[Element data from apps and pages]
******
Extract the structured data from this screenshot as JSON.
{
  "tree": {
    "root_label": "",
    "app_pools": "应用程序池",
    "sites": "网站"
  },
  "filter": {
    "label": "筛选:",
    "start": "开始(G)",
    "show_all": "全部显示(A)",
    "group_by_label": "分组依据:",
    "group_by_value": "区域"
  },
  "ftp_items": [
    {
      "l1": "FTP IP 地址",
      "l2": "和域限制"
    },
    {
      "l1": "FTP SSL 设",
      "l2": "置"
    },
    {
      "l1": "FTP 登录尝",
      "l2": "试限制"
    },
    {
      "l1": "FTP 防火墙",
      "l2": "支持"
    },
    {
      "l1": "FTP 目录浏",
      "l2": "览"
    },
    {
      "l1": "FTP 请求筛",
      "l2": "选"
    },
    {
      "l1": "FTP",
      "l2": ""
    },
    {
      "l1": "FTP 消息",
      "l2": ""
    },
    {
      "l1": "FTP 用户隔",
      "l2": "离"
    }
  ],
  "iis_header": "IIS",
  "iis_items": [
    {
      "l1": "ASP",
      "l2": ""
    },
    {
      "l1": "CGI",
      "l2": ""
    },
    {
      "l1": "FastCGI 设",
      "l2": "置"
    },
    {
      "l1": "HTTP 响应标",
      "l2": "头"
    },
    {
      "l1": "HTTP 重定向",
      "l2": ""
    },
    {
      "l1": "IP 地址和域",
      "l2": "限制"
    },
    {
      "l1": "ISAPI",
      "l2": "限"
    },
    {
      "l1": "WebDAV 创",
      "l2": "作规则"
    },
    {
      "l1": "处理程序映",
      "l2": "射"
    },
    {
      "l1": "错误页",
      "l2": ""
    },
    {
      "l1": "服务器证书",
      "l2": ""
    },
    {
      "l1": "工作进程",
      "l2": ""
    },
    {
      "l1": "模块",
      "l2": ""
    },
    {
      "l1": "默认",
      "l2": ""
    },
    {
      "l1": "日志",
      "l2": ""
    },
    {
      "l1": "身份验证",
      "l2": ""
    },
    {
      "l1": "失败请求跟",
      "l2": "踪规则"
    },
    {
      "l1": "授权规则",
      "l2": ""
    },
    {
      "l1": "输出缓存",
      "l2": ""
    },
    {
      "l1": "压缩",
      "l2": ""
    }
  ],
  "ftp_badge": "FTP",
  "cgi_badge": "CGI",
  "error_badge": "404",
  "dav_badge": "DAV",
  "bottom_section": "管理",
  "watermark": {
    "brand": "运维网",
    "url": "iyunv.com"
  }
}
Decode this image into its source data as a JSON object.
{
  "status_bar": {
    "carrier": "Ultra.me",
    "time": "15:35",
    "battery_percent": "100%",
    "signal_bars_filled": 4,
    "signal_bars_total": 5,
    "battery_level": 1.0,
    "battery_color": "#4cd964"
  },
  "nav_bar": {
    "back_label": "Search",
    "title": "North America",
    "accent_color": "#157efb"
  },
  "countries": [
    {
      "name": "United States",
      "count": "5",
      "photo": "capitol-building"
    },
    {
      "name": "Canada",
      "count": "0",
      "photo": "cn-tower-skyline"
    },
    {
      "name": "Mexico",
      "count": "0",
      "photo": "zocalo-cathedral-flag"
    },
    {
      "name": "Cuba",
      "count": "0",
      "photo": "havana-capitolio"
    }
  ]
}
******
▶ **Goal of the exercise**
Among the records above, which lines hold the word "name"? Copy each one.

▶ **Your response**
      "name": "United States",
      "name": "Canada",
      "name": "Mexico",
      "name": "Cuba",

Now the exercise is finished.